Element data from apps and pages
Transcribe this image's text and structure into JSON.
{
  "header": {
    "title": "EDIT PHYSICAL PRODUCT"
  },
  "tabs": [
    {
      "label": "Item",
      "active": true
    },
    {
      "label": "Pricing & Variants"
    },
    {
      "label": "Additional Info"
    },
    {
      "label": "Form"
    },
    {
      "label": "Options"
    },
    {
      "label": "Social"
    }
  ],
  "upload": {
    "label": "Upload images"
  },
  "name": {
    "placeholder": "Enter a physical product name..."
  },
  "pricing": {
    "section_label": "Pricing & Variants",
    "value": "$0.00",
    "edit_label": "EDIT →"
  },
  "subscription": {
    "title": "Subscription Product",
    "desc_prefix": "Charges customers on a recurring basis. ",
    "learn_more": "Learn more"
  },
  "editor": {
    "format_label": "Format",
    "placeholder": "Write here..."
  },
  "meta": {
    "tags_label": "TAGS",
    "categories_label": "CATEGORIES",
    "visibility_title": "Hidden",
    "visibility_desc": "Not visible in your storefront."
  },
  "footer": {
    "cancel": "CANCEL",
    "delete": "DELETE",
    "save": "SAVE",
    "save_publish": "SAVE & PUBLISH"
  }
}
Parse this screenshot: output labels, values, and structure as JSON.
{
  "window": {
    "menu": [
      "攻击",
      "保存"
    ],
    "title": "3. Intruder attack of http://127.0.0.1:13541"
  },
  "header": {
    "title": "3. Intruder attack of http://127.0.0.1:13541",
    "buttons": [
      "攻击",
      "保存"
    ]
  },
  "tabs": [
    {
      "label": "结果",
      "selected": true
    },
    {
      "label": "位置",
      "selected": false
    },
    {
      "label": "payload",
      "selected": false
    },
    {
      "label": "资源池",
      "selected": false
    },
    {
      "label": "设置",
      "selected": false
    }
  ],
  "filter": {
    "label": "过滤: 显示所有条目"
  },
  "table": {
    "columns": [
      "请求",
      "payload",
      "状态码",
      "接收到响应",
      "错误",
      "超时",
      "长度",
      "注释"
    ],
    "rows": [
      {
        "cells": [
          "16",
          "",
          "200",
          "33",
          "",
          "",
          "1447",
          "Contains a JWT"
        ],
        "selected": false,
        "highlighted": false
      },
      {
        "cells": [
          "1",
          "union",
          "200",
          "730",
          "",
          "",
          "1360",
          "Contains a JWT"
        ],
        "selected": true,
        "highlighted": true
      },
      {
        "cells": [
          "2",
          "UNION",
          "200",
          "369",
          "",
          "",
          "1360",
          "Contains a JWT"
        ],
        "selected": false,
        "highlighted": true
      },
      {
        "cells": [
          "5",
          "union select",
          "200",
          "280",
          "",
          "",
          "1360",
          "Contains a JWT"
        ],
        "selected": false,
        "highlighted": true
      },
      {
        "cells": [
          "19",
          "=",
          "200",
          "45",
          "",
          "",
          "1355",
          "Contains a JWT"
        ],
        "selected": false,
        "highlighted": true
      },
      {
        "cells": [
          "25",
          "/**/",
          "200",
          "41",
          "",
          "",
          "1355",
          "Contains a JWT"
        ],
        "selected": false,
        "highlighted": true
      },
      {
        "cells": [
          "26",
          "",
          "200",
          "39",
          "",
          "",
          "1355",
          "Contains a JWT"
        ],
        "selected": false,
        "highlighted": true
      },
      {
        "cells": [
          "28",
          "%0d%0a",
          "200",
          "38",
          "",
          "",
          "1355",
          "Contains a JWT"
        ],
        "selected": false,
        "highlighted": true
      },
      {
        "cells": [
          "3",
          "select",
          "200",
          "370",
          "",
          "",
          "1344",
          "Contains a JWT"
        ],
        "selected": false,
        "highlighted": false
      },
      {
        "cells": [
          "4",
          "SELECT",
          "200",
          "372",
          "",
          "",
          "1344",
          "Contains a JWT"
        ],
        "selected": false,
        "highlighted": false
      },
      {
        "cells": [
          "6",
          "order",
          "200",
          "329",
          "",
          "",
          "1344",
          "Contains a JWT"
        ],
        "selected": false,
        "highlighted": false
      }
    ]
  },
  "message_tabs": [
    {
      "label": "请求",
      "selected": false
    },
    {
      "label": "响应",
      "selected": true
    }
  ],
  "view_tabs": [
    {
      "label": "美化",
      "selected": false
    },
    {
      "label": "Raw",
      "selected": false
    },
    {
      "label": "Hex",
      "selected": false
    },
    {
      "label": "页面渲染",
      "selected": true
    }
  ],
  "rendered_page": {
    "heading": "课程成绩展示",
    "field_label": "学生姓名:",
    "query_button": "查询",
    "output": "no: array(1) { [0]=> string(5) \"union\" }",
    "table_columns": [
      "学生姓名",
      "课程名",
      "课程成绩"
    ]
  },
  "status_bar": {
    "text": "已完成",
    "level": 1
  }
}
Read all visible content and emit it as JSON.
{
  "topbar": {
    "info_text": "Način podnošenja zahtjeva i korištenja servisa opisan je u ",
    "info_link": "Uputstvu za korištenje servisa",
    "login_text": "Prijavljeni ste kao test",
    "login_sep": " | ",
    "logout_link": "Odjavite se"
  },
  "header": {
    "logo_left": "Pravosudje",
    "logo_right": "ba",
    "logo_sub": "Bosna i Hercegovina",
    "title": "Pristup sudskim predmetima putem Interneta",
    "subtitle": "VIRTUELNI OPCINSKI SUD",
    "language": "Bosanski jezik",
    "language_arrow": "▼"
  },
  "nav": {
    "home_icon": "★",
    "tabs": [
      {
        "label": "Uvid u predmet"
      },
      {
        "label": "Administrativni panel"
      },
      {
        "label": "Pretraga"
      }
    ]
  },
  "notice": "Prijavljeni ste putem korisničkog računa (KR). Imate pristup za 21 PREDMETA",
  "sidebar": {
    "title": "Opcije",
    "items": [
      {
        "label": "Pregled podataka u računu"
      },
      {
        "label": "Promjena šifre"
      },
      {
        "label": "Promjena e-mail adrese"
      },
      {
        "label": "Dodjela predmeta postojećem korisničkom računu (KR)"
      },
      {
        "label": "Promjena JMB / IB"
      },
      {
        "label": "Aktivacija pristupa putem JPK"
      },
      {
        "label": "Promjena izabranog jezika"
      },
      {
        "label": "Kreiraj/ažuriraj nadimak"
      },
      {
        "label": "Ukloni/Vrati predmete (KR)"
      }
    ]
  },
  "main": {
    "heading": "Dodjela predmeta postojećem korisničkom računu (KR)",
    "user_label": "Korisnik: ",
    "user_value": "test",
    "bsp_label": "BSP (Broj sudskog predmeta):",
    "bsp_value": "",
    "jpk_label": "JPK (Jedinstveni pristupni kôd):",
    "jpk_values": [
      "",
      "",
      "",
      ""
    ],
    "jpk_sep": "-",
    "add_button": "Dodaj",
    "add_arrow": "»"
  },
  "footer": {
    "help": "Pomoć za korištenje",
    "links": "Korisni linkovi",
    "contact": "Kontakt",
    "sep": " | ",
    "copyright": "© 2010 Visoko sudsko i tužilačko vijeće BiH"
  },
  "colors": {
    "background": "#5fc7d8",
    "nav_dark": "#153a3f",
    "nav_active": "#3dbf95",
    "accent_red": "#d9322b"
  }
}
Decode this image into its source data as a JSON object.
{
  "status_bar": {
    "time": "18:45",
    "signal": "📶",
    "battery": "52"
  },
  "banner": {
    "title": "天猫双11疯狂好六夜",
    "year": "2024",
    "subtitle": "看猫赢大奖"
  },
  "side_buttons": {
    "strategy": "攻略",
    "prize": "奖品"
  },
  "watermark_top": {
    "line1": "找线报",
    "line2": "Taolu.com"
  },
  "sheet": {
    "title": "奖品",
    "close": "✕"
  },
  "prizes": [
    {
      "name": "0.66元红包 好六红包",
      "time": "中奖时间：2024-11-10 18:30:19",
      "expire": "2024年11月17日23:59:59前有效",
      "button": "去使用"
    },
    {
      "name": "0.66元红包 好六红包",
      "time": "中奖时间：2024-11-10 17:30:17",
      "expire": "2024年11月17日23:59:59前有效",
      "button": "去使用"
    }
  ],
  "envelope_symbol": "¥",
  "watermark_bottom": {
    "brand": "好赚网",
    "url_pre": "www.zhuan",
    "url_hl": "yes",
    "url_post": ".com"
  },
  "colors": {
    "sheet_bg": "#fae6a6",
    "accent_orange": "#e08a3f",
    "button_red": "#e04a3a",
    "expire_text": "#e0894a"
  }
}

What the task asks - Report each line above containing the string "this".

Response to the exercise -
Transcribe this image's text and structure into JSON.
Parse this screenshot: output labels, values, and structure as JSON.
Decode this image into its source data as a JSON object.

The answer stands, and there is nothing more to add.